Utagawa School, second half 19th century

Screen of Flesh
(Niku Byobu)

articulated figure

articulated shikake-e (trick picture) with folded chuban and male doll figure and fukuro; the wrapper with the title, Niku byobu kohen, kawari byobu (Screen of Flesh, 2nd version, Strange Screen), the 'reverse' of the screen with the title, Niku byobu, hyaku fu ko (Screen of flesh, hundred women), with a long text regarding a man who was obsessed with sex and wanted to try as many versions of women as possible; the reverse illustrated with thirteen women, with cartouches identifying their type and ages: nyobo (wife), musume (young girl), geisha (professional entertainer), kiyomoto (a type of jojuri chanter), gejo (servant), komusume (teenager), odoriko (dancer), otenba musume (tomboy), chaiya onna (teahouse waitress), and two unidentified, ca. late 1850-early 1860s
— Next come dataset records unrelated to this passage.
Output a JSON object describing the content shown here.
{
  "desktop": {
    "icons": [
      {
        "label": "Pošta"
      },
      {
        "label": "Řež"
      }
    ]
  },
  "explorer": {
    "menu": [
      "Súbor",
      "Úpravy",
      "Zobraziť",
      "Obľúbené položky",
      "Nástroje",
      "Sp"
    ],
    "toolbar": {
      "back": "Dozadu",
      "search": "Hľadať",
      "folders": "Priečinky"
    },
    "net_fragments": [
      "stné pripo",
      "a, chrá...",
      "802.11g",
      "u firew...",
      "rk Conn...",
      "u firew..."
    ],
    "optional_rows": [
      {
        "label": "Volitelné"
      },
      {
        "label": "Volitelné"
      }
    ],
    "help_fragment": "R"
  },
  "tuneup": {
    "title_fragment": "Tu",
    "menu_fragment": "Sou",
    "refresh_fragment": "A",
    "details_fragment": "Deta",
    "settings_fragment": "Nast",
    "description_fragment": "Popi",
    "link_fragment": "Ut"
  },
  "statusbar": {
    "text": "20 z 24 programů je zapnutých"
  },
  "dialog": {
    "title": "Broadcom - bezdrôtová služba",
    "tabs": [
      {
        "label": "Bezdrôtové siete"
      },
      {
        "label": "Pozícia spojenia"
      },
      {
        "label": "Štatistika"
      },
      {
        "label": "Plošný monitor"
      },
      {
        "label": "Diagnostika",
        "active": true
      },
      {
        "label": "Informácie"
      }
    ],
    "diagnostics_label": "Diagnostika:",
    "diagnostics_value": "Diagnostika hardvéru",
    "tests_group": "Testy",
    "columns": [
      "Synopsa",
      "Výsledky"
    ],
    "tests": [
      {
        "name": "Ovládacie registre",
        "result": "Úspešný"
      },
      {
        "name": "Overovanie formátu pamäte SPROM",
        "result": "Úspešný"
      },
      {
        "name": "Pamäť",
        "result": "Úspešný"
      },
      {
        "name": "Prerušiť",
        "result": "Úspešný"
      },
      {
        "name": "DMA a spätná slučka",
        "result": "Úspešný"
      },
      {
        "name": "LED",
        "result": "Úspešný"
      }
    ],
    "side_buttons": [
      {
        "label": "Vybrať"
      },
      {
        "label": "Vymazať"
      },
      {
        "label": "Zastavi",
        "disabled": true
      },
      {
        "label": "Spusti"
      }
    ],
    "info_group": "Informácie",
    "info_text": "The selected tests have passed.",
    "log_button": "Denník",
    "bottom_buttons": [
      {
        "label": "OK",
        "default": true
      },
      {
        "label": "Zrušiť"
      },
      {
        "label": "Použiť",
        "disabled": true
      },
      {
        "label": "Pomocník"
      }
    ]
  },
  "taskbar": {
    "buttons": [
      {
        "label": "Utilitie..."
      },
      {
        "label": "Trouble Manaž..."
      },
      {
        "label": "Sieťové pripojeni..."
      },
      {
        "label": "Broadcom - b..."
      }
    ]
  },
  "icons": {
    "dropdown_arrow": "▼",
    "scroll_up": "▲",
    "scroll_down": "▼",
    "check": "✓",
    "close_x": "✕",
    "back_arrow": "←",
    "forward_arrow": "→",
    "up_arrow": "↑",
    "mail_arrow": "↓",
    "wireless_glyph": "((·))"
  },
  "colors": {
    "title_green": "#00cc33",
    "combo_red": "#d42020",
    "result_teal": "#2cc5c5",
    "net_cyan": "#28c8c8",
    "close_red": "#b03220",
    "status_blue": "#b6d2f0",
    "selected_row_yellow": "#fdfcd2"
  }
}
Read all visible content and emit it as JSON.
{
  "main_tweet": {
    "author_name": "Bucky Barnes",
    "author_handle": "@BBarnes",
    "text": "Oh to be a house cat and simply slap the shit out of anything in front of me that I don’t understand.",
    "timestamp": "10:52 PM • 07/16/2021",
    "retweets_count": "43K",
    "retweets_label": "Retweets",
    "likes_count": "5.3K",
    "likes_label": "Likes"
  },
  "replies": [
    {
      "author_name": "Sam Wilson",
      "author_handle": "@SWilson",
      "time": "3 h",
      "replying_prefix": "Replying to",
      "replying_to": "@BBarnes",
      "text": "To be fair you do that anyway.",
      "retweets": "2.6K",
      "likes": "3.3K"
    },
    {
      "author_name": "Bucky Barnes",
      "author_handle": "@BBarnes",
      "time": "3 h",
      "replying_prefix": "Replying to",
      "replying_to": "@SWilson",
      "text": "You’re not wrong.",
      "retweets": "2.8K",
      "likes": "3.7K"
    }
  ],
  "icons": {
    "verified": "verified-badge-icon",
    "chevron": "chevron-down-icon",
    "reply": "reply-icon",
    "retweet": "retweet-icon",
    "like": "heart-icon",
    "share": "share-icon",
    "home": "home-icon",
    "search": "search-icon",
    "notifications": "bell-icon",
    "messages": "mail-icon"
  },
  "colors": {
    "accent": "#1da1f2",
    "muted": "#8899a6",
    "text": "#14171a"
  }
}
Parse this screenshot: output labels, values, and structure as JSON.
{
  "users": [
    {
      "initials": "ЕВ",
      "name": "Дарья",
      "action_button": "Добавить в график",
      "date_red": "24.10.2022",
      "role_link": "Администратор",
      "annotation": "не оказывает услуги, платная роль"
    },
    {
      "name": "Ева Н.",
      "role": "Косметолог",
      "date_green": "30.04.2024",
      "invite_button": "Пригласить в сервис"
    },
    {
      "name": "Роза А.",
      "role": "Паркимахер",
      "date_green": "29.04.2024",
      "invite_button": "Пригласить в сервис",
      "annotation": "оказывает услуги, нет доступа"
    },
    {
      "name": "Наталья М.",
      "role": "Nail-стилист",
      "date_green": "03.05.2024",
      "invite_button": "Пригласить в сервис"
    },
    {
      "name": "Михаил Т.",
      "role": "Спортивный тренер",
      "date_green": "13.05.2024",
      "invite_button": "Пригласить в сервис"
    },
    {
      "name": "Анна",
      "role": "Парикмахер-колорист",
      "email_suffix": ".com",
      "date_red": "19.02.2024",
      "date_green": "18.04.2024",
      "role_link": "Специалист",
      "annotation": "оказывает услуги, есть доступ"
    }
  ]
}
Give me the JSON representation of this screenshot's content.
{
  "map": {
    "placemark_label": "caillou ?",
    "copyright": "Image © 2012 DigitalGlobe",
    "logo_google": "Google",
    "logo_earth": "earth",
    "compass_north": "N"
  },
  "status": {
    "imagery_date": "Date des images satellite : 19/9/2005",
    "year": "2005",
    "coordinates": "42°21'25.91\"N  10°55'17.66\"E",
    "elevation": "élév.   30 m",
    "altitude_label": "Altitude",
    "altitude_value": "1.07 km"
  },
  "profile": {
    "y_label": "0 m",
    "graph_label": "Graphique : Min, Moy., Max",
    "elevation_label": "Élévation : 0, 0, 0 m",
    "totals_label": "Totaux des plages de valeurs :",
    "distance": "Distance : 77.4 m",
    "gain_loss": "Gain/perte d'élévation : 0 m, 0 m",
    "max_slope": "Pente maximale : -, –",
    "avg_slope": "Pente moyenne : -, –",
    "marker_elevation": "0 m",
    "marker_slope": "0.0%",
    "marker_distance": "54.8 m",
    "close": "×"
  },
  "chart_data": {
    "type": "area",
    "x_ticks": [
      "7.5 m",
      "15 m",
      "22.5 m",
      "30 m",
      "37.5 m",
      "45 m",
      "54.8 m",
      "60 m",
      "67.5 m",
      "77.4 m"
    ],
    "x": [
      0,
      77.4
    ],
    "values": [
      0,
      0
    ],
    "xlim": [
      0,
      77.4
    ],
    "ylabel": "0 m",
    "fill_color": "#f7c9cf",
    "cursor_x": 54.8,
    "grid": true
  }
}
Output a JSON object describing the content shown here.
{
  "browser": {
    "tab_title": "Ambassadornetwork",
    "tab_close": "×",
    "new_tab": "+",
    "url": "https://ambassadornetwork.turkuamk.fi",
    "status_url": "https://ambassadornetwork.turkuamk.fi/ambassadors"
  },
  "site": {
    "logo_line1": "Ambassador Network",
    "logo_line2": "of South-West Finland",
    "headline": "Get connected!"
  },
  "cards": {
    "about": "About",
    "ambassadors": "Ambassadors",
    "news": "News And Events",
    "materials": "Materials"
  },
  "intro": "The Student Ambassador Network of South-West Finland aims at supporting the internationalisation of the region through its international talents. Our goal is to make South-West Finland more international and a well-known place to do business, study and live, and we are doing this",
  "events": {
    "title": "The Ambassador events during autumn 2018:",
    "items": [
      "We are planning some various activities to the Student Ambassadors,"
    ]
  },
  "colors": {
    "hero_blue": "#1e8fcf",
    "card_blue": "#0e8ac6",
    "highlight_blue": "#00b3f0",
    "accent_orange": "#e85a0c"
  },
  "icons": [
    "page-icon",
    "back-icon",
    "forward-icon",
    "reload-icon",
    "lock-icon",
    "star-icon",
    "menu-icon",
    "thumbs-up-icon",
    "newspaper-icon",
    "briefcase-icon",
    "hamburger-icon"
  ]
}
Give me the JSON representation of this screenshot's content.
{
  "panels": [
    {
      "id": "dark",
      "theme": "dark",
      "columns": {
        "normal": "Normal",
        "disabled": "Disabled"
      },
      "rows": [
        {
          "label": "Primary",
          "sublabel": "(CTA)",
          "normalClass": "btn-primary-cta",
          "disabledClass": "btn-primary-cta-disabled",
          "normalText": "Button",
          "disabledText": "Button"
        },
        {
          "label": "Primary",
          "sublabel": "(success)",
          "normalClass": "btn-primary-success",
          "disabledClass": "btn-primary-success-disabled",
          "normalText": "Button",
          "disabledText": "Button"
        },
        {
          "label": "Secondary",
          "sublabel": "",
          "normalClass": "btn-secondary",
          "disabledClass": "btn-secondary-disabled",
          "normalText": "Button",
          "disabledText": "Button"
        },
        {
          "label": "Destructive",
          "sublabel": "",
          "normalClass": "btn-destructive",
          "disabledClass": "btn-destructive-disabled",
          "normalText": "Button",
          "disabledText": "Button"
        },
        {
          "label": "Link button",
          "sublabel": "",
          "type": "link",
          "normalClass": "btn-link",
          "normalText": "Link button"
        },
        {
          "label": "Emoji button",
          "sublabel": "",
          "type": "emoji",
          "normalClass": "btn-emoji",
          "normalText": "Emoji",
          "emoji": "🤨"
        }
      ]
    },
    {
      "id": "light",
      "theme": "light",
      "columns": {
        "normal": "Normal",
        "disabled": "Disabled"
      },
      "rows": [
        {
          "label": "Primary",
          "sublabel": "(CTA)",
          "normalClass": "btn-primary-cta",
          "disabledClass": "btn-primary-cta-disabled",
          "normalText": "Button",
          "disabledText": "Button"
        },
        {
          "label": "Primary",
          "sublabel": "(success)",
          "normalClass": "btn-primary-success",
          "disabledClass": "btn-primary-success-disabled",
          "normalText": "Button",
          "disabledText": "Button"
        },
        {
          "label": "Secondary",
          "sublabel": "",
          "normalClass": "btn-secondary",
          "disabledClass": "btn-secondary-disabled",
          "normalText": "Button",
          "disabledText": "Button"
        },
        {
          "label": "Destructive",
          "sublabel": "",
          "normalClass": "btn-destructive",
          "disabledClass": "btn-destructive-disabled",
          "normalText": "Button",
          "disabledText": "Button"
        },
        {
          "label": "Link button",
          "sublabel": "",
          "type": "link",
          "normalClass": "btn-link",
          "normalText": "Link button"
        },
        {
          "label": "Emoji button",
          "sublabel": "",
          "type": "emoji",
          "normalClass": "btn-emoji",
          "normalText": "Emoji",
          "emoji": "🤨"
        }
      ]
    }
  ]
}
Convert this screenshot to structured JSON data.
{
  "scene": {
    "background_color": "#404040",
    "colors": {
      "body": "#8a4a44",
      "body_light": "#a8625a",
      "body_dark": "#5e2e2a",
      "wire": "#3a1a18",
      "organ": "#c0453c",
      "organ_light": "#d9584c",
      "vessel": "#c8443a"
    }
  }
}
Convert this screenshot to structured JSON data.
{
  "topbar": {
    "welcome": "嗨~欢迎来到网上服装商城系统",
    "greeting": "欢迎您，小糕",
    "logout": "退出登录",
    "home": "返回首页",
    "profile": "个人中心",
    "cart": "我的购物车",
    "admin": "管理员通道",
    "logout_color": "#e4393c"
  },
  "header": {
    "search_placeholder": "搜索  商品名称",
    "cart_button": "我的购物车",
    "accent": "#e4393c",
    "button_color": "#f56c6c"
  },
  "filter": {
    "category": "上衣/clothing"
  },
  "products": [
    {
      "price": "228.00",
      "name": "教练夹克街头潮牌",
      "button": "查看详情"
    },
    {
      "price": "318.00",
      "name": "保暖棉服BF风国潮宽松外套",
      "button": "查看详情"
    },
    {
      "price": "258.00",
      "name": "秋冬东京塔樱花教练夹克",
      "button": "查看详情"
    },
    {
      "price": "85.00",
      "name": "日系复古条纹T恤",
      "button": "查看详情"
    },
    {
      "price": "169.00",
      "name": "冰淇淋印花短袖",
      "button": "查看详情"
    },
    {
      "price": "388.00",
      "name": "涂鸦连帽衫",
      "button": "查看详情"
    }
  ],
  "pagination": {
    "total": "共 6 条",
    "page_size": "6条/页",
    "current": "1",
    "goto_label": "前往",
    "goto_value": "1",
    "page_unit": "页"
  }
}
6 5/8 by 14 1/8 in., 16.7 by 36 cm (unfolded screen)

6 5/8 by 2 5/8 in., 16.7 by 6.8 cm (folded wrapper)



Scholten Japanese Art is open Monday - Friday, and some Saturdays by appointment only

Contact Katherine Martin at
(212) 585-0474 or email
to schedule a visit between 11am and 4pm for no more than two individuals at a time.
In order to adhere to New York State guidelines visitors are asked to wear face masks and practice social distancing.

site last updated
May 5, 2021

Scholten Japanese Art
145 West 58th Street, suite 6D
New York, New York 10019
ph: (212) 585-0474
fx: (212) 585-0475